### What to produce
A faithful retyping of every entry below is wanted, with images left out.

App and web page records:
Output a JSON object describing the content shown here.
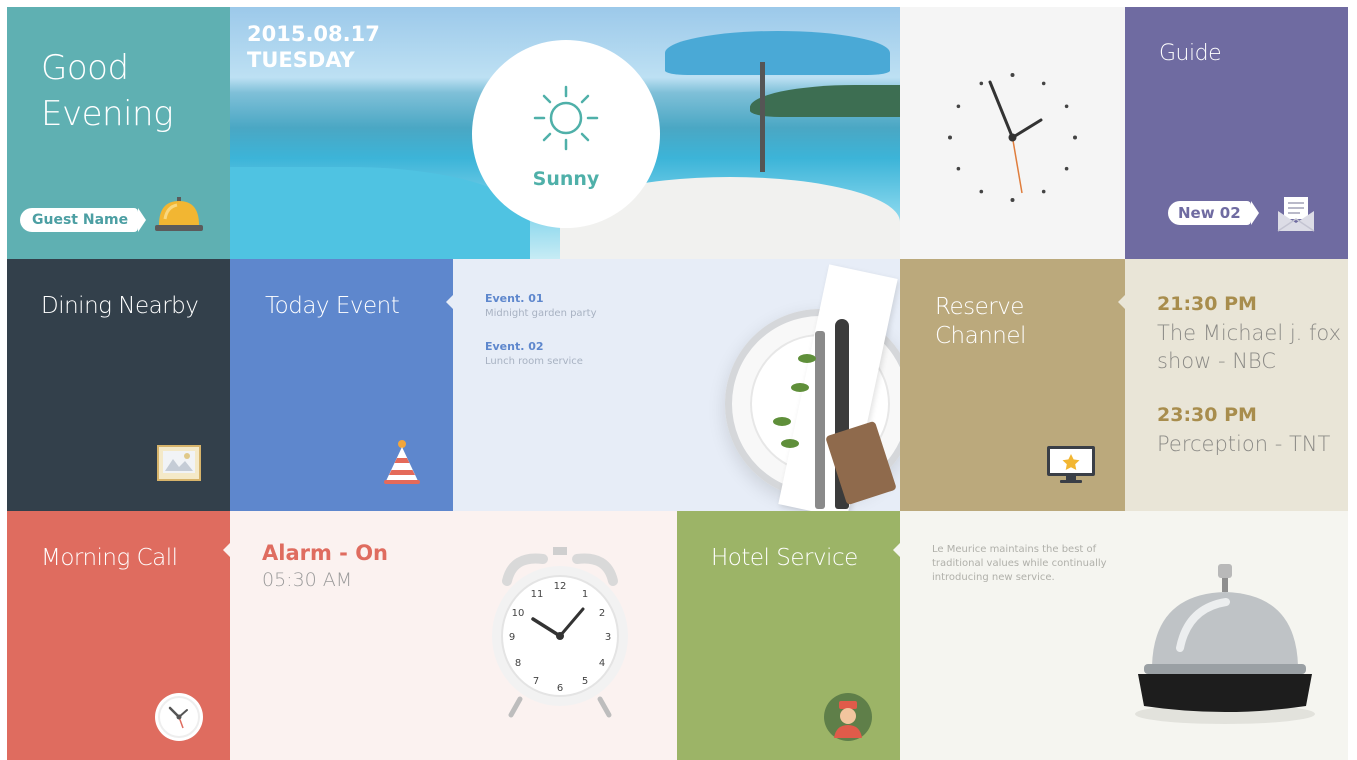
{
  "greeting": {
    "line1": "Good",
    "line2": "Evening",
    "guest_label": "Guest Name",
    "icon": "service-bell-icon"
  },
  "weather": {
    "date": "2015.08.17",
    "day": "TUESDAY",
    "condition": "Sunny",
    "icon": "sun-icon"
  },
  "clock": {
    "icon": "analog-clock-icon"
  },
  "guide": {
    "title": "Guide",
    "new_label": "New 02",
    "icon": "mail-envelope-icon"
  },
  "dining": {
    "title": "Dining Nearby",
    "icon": "map-picture-icon"
  },
  "today_event": {
    "title": "Today Event",
    "icon": "party-hat-icon",
    "events": [
      {
        "label": "Event. 01",
        "desc": "Midnight garden party"
      },
      {
        "label": "Event. 02",
        "desc": "Lunch room service"
      }
    ]
  },
  "reserve": {
    "title_line1": "Reserve",
    "title_line2": "Channel",
    "icon": "tv-star-icon"
  },
  "schedule": [
    {
      "time": "21:30 PM",
      "show": "The Michael j. fox show - NBC"
    },
    {
      "time": "23:30 PM",
      "show": "Perception - TNT"
    }
  ],
  "morning_call": {
    "title": "Morning Call",
    "icon": "wall-clock-icon"
  },
  "alarm": {
    "status": "Alarm - On",
    "time": "05:30 AM"
  },
  "hotel_service": {
    "title": "Hotel Service",
    "icon": "bellboy-icon",
    "description": "Le Meurice maintains the best of traditional values while continually introducing new service."
  },
  "colors": {
    "teal": "#5fb0b2",
    "navy": "#33404b",
    "blue": "#5e87cd",
    "purple": "#6f6ba1",
    "khaki": "#bba97c",
    "coral": "#df6c5f",
    "green": "#9cb467"
  }
}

### Completed task
Output a JSON object describing the content shown here.
{
  "greeting": {
    "line1": "Good",
    "line2": "Evening",
    "guest_label": "Guest Name",
    "icon": "service-bell-icon"
  },
  "weather": {
    "date": "2015.08.17",
    "day": "TUESDAY",
    "condition": "Sunny",
    "icon": "sun-icon"
  },
  "clock": {
    "icon": "analog-clock-icon"
  },
  "guide": {
    "title": "Guide",
    "new_label": "New 02",
    "icon": "mail-envelope-icon"
  },
  "dining": {
    "title": "Dining Nearby",
    "icon": "map-picture-icon"
  },
  "today_event": {
    "title": "Today Event",
    "icon": "party-hat-icon",
    "events": [
      {
        "label": "Event. 01",
        "desc": "Midnight garden party"
      },
      {
        "label": "Event. 02",
        "desc": "Lunch room service"
      }
    ]
  },
  "reserve": {
    "title_line1": "Reserve",
    "title_line2": "Channel",
    "icon": "tv-star-icon"
  },
  "schedule": [
    {
      "time": "21:30 PM",
      "show": "The Michael j. fox show - NBC"
    },
    {
      "time": "23:30 PM",
      "show": "Perception - TNT"
    }
  ],
  "morning_call": {
    "title": "Morning Call",
    "icon": "wall-clock-icon"
  },
  "alarm": {
    "status": "Alarm - On",
    "time": "05:30 AM"
  },
  "hotel_service": {
    "title": "Hotel Service",
    "icon": "bellboy-icon",
    "description": "Le Meurice maintains the best of traditional values while continually introducing new service."
  },
  "colors": {
    "teal": "#5fb0b2",
    "navy": "#33404b",
    "blue": "#5e87cd",
    "purple": "#6f6ba1",
    "khaki": "#bba97c",
    "coral": "#df6c5f",
    "green": "#9cb467"
  }
}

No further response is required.